The project The Olive Branch For Children is located in the far southwest of Tanzania, in the vicinity of Mbeya. "The Olive Branch for Children helps remote communities in Tanzania assess their primary needs and establish programs that target the most vulnerable. We focus on HIV/AIDS prevention and care, early childhood education, food security and vulnerable children and women. The goal is to establish community-led programs that empower remote communities and generate models that can be replicated in communities throughout Tanzania and elsewhere."
Het Cornel Ngaleku Children's Center is situated near the Kenyan border, just northeast of Kilimanjaro.
"Out of love for children, Cornel Ngaleku Children Centre provides a caring home for Tanzanian orphans affected by poverty or HIV/AIDS. Cornel Ngaleku Children Centre was established by Mr Michael Shirima, a Tanzanian entrepreneur, who donated land inherited from his late father Cornel Ngaleku Shayo to build the Centre on the lower eastern slopes of Mt Kilimanjaro only 1Km from the Kenyan border and funded its construction. It was always a dream of Mr Shirima’s to provide loving care for the growing number of children in his home district of Rombo in the Kilimanjaro Region of Tanzania who were orphaned due to HIV/AIDS or otherwise lacked family care."
DINKA stands for Dutch Initiative Kimberly Africa. "The aim of the Dinka Foundation is to enhance children's education, especially for children from poor backgrounds. We are primarily focused on street children, orphans and children from ghetto's and country side."
The Twiga project (Sarakasi ya Vijana) is to be found close to Tarangire wildpark in the village of Mto wa Mbu. "Twiga Foundation supports small projects that give children a better future through qualitative education. In Tanzania the ‘Sarakasi ya Vijana’ project ensures sustainable development of infant, primary and secondary school students, who learn to become independent in a right way. Since there are not a lot of jobs in Tanzania, we help the children to find a job, using our network, after they finish their schools. Local staff together with international volunteers and sponsors lead those children to a hopeful future."

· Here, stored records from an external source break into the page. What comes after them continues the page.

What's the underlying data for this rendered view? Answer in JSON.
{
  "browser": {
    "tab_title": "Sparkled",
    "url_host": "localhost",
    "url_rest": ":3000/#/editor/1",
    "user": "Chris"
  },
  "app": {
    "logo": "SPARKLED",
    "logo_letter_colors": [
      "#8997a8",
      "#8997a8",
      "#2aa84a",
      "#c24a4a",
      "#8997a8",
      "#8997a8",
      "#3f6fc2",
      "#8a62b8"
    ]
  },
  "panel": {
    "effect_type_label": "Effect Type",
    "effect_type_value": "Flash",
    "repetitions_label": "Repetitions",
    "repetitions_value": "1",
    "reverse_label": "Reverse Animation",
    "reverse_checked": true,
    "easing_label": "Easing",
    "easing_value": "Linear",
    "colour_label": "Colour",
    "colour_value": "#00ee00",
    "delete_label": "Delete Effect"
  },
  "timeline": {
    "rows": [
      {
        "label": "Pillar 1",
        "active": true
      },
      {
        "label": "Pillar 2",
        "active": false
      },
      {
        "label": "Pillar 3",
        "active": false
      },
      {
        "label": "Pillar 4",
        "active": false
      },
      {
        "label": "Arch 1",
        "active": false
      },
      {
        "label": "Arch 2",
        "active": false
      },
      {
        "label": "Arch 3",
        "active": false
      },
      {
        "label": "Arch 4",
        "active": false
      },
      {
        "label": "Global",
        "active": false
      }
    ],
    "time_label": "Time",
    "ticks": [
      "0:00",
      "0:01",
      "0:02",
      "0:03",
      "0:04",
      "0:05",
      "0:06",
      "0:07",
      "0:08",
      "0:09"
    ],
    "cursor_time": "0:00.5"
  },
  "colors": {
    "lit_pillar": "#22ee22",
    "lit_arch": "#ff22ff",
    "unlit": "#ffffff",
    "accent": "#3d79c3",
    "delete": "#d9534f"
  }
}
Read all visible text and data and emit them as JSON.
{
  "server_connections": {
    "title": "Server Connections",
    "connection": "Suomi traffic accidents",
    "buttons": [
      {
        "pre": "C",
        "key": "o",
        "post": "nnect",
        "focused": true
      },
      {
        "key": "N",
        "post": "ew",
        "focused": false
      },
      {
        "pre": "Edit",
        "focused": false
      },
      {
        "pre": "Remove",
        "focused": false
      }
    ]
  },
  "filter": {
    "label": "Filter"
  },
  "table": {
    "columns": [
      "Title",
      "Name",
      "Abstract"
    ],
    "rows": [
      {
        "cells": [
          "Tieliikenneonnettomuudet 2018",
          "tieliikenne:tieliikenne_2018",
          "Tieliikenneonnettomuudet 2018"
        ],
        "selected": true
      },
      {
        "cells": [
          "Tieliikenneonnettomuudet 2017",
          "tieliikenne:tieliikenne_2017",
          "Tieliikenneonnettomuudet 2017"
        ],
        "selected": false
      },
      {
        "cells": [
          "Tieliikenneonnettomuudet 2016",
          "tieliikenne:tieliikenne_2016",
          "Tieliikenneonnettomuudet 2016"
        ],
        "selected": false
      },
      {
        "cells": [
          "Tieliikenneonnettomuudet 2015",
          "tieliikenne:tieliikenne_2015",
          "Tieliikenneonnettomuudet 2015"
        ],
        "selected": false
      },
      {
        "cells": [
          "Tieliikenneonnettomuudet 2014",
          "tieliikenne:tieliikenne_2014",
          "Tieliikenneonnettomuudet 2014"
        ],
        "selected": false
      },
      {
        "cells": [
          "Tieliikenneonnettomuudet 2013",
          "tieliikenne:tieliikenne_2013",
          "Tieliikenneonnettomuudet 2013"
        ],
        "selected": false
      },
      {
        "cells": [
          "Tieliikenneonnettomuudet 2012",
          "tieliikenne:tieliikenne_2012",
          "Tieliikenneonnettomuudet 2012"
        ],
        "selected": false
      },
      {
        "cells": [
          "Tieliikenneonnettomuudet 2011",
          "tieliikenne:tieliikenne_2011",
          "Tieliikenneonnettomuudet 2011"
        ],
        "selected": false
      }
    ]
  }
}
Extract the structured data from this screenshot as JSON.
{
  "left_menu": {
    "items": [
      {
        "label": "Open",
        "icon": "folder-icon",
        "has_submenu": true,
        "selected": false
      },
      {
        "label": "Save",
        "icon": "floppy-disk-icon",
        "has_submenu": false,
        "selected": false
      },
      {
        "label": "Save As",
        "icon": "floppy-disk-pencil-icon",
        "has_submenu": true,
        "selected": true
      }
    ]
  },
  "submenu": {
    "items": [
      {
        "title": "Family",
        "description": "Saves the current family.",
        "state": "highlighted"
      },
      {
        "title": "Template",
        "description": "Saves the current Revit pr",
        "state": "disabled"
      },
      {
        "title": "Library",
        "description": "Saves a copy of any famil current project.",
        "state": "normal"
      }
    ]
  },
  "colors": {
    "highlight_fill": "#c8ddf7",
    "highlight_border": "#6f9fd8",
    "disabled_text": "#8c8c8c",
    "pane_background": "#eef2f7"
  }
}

During the coming months GoTanzania's experiences visiting these (and maybe more) projects will be shared on this website.